━━ INPUT DATA ━━

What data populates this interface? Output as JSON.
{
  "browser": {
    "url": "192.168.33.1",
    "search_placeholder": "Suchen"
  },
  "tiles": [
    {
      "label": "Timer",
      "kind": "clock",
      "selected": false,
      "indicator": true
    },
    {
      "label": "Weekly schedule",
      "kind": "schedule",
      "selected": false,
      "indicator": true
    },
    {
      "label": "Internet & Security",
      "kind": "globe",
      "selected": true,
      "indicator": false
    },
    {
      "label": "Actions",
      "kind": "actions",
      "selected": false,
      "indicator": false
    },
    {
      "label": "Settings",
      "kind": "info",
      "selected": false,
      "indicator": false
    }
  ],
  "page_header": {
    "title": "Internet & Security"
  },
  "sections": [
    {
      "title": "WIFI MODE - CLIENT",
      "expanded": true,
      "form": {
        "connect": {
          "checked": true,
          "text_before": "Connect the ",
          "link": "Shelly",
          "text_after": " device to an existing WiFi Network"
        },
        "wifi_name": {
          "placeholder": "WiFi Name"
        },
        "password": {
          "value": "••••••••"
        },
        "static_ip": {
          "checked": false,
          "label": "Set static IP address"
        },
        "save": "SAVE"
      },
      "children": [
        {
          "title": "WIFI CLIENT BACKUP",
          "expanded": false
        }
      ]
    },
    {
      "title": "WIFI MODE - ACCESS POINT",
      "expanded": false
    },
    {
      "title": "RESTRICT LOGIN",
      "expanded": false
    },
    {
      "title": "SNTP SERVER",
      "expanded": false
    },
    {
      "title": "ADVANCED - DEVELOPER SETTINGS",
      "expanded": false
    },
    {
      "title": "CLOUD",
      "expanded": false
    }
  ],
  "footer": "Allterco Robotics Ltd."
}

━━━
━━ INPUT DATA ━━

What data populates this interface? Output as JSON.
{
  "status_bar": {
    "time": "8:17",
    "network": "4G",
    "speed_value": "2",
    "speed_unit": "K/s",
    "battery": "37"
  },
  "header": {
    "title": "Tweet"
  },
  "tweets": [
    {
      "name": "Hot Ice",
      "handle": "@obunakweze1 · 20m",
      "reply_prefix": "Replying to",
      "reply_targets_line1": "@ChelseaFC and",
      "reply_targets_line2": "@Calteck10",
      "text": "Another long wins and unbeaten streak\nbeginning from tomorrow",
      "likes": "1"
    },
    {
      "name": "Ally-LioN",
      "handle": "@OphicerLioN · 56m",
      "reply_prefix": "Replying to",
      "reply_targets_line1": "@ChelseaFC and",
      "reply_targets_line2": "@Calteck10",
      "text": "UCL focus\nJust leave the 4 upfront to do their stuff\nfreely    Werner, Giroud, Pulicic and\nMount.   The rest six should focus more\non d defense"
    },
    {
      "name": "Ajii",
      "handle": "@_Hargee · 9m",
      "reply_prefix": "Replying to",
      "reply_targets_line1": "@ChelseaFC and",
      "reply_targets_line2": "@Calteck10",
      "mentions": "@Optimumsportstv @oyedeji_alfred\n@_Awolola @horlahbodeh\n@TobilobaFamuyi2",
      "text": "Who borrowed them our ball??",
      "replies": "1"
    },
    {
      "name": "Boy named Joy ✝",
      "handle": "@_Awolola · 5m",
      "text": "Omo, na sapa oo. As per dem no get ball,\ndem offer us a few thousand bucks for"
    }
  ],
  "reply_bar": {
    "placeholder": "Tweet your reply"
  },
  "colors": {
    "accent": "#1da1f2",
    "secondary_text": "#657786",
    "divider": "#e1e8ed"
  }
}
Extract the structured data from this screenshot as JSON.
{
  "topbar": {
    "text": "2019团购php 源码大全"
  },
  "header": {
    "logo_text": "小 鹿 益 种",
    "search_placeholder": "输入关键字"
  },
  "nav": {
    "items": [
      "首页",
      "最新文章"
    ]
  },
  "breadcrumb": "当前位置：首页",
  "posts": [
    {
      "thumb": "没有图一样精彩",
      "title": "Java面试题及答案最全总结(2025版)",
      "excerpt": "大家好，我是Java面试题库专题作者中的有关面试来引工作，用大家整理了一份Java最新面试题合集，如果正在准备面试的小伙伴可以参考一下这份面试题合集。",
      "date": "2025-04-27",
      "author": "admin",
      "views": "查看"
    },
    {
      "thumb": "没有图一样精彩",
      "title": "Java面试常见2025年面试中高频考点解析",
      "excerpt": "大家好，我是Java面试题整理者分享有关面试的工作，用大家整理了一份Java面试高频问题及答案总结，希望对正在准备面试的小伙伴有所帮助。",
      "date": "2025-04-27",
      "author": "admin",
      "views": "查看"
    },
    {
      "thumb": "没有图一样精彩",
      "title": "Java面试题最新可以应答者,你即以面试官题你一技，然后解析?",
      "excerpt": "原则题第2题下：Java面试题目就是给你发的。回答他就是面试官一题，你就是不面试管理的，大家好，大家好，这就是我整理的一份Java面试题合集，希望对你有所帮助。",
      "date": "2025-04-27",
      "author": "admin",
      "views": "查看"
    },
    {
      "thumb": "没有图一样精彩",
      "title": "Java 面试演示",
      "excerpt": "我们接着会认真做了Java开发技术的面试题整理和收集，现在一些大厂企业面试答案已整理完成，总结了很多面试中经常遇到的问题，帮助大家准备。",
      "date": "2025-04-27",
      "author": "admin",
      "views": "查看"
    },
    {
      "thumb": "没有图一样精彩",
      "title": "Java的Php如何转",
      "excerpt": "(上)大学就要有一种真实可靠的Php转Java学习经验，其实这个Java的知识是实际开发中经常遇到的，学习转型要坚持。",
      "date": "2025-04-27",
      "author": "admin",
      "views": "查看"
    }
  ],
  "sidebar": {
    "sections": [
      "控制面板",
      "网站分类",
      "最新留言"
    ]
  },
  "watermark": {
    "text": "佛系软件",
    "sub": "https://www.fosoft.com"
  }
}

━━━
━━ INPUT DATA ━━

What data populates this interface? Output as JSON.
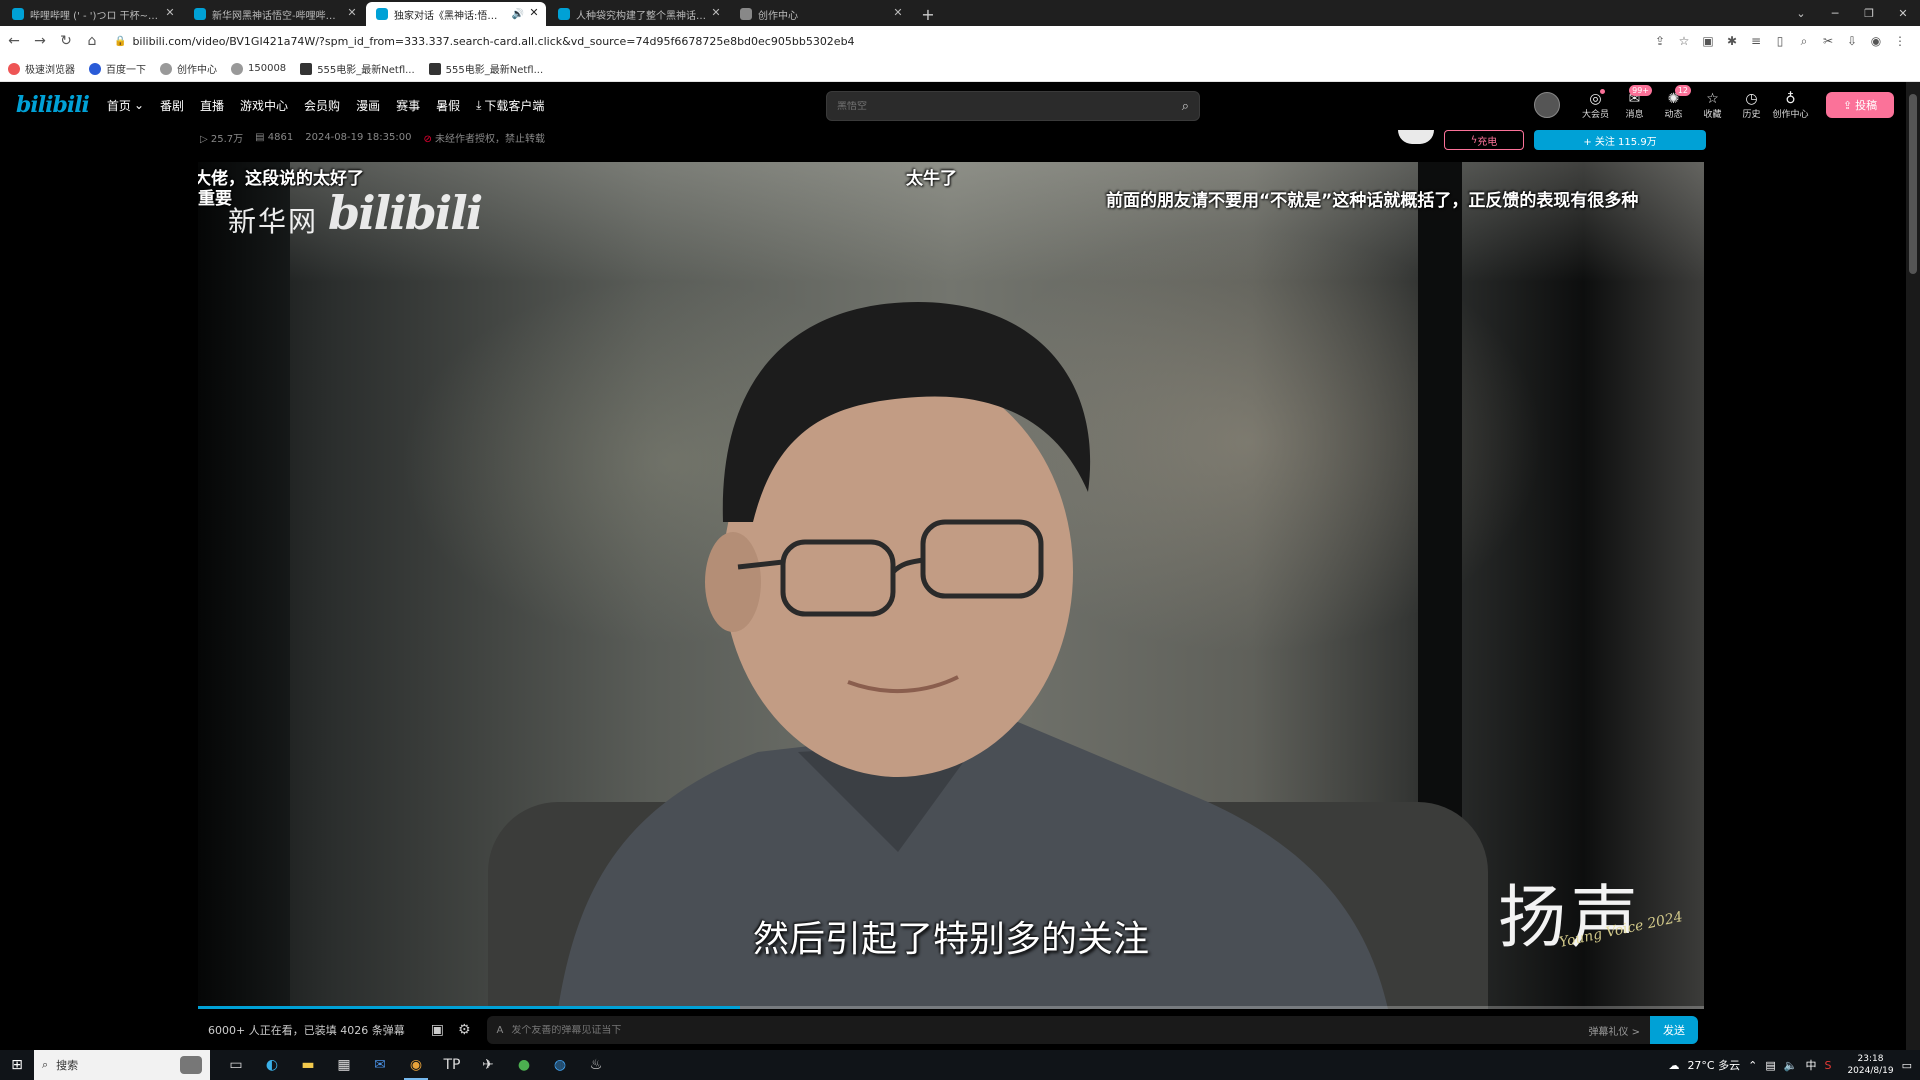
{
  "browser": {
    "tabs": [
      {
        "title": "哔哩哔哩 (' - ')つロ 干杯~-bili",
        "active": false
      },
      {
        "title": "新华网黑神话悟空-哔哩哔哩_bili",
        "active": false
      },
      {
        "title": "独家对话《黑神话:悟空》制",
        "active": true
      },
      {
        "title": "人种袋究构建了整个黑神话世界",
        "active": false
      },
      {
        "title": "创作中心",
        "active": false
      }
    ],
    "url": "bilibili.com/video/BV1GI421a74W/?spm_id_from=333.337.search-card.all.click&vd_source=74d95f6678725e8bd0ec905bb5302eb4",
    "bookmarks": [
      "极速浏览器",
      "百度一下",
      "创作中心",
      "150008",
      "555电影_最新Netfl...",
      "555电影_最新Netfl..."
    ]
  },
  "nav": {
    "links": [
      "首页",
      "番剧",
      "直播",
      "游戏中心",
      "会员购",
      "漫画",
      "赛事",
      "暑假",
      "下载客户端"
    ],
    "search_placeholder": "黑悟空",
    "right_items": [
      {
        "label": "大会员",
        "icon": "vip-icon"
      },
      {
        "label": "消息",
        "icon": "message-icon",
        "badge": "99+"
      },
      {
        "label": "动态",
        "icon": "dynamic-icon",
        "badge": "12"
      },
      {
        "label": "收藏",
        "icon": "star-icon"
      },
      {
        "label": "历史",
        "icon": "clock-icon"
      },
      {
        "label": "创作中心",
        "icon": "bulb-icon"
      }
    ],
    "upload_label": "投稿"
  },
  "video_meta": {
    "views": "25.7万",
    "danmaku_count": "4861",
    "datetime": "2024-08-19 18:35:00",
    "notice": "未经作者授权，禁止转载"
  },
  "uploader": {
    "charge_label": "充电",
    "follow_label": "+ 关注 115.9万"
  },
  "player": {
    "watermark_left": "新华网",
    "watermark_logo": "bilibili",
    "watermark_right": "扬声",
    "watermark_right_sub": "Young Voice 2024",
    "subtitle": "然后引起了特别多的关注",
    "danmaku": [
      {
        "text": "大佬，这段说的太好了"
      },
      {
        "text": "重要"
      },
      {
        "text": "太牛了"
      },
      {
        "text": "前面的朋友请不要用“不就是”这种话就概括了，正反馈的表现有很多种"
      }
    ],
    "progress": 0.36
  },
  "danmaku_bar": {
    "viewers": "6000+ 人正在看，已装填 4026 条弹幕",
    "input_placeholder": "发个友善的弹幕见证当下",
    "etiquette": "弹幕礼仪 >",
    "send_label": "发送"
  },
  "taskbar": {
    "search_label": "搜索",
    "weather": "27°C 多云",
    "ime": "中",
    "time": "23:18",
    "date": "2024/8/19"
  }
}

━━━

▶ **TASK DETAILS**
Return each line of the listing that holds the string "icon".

▶ **SOLVED EXERCISE**
        "icon": "vip-icon"
        "icon": "message-icon",
        "icon": "dynamic-icon",
        "icon": "star-icon"
        "icon": "clock-icon"
        "icon": "bulb-icon"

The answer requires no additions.